=== Exercise objective ===
When the string "title" appears in a line of the records, show the whole line.

· · · · · · ·

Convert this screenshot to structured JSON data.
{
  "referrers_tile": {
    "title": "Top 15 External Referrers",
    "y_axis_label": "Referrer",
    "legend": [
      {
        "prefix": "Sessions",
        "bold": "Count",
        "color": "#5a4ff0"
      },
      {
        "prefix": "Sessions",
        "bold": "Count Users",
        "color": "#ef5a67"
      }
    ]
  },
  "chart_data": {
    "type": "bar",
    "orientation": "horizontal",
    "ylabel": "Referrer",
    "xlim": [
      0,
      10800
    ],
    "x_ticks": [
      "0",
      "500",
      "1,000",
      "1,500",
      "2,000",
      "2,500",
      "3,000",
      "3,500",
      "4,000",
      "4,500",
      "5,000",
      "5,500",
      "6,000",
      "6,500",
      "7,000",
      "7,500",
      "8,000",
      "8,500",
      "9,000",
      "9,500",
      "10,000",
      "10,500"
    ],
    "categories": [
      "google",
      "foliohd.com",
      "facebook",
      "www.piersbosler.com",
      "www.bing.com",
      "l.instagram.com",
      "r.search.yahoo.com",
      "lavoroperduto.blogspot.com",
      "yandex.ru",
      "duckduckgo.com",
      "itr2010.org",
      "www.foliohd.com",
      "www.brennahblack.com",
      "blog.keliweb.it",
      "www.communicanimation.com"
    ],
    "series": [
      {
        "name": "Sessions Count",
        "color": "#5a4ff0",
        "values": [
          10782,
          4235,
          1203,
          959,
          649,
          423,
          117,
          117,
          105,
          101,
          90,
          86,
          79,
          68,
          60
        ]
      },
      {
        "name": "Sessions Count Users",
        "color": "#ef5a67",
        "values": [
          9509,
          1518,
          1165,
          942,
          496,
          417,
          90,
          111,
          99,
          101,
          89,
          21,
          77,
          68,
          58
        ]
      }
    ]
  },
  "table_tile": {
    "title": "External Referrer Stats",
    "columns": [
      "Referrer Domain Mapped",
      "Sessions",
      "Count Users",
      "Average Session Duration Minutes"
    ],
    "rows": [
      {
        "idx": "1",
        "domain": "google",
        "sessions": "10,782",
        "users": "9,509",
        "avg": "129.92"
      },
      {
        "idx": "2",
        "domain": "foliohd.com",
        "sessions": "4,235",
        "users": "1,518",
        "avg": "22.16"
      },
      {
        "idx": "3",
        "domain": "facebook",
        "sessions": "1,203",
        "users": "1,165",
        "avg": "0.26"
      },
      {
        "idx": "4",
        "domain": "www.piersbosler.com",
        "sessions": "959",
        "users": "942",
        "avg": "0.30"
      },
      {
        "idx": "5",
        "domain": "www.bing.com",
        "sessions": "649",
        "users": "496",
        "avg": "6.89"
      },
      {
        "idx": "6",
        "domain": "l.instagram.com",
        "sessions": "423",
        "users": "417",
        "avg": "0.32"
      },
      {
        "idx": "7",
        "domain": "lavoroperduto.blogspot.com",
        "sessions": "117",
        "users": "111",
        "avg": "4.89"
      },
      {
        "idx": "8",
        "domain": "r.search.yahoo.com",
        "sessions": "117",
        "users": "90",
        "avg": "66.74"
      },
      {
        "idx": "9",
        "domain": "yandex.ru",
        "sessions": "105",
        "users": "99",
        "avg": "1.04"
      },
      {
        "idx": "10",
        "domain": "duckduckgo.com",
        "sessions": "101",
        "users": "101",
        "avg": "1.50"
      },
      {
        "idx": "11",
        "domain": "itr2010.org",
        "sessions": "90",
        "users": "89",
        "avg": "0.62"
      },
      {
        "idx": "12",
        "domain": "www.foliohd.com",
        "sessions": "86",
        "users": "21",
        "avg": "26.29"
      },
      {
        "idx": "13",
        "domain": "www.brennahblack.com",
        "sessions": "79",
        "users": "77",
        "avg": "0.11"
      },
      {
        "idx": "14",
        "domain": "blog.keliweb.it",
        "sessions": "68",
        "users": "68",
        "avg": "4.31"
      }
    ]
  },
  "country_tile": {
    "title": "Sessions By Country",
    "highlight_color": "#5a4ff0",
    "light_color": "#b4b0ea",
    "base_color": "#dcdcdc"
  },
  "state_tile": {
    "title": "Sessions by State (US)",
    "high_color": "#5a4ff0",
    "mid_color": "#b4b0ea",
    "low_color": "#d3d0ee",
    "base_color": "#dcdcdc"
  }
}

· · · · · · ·

=== Written answer ===
    "title": "Top 15 External Referrers",
    "title": "External Referrer Stats",
    "title": "Sessions By Country",
    "title": "Sessions by State (US)",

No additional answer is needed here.